The AWS S3 cost calculator may well get more use than any of Amazon’s other pricing tools. In fact, it may well get more use than any other pricing tool out there.  If you’re going to use it, you need to know how to use it properly.  With that in mind, here is a quick walkthrough of Amazon’s S3 cost calculator.

The basics of Amazon S3 pricing

There are three factors which determine how much you pay for your Amazon S3 usage.  These are: storage, data transfer and number of requests.


This is pretty straightforward.  You pay per gigabyte of objects stored in your S3 buckets.

Data transfers

More specifically, outbound data transfers to the internet or to other Amazon regions, intraregional traffic is free.

Web requests

On the one hand, the cost for the various requests (PUT, COPY, POST, LIST and GET) is minimal (currently around $0.005 per 1,000 requests).  This means that even though cost optimization is hugely important to making the cloud work for you, this is one time when you could probably, quite justifiably, say “don’t sweat the small stuff” (or at least not as a priority).

On the other hand, GET requests generally involve outbound data transfers for which there is a charge, which means that it might be helpful to look at them specifically and see what you can do to minimize them.

A walkthrough of the AWS S3 cost calculator

Now that we’ve established the basics of the AWS S3 cost calculator, let’s have a look at how it works in practice.

Everything starts with a region

Whole articles could be written on the importance of regions in AWS, but for now, let’s keep it simple.  First of all, you need to be clear on what regions you can use for your storage.  For example, if you’re an ecommerce company handling personal data (e.g. names and addresses), then you may well be restricted as to where they can be stored. 

If you still have a choice of regions, then you can choose one (or more) according to your business priorities.  For example, you may prefer the region with the lowest pricing or the region closest to your customers which should have the lowest latency, depending on your needs and wants.  You can use more than one region if you wish, but then you have to run the calculation for each region.

Standard storage versus reduced redundancy storage

Amazon has a variety of storage classes to suit various use-case scenarios and performance-access requirements.  In theory there are two storage classes for objects which are accessed frequently and/or need to be made available with the maximum possible speed (as in milliseconds).  These are standard storage and reduced redundancy storage, or, as they are currently shown on the AWS S3 cost calculator, storage and reduced redundancy storage.

In theory, standard is the default and reduced redundancy storage, as its name suggests, is intended for data which can be stored with less redundancy than in standard storage, so basically noncritical, reproducible data.  In practice, however, Amazon itself recommends that you do not use reduced redundancy storage because standard storage is more cost-effective, which does rather raise the question of why they bother to have it in the first place.

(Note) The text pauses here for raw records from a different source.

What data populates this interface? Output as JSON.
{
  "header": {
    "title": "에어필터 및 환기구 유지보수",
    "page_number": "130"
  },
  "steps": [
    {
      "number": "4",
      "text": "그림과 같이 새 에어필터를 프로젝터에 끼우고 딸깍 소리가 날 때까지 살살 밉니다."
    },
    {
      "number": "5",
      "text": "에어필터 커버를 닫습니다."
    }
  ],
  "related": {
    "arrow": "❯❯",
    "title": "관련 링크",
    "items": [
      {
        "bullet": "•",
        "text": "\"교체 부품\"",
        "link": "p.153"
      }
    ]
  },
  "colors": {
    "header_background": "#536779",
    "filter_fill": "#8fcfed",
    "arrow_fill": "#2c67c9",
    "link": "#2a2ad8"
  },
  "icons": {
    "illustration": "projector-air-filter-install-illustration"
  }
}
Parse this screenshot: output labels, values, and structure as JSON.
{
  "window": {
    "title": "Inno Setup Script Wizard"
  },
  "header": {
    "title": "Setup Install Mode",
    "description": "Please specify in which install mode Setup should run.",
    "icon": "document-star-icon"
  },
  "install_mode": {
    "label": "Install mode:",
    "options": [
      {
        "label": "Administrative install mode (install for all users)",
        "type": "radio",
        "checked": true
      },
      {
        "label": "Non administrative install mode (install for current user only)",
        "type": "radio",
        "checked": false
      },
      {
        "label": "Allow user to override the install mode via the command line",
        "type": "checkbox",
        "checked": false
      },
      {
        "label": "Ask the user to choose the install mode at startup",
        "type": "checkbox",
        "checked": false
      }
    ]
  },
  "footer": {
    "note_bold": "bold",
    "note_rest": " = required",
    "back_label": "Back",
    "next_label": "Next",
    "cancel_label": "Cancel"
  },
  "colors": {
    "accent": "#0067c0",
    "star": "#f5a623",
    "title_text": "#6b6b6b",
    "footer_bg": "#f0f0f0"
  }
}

On point of principle, you should do your level best to calculate your storage needs as accurately as possible as they will make a difference to your monthly bill.  In reality, it probably won’t hurt all that much if you’re a bit out as the storage aspect of S3 is very affordable.


You’ll notice that PUT, COPY, POST and LIST requests are on one line and GET requests are on another line.  We’re not sure if AWS did this to encourage you to think hard about the number of GET requests you will make, but even if they didn’t we would encourage you to do so.  As previously mentioned, it’s really not the cost of the requests themselves, it’s the data-transfer costs they usually generate.

Data transfers

The AWS S3 cost calculator shows three options:

Inter-Region Data Transfer Out

Data Transfer Out

Data Transfer In

The big ones are;

Inter-Region Data Transfer Out

Data Transfer Out

As these are where the costs of AWS S3 can start to add up.  Having said that, everything is relative and even using AWS extensively it’s still a very affordable option.  The key point to note is that it pays (or saves, however you want to look at it), to think about how you use objects and to see if there is any way in which your applications and/or work processes can be improved to minimize the need for chargeable data transfers. 

When considering this question, remember to think about the “human factor” or, to put it more bluntly, the fact that people generally appreciate the reality of costs more when those costs impact them in some way.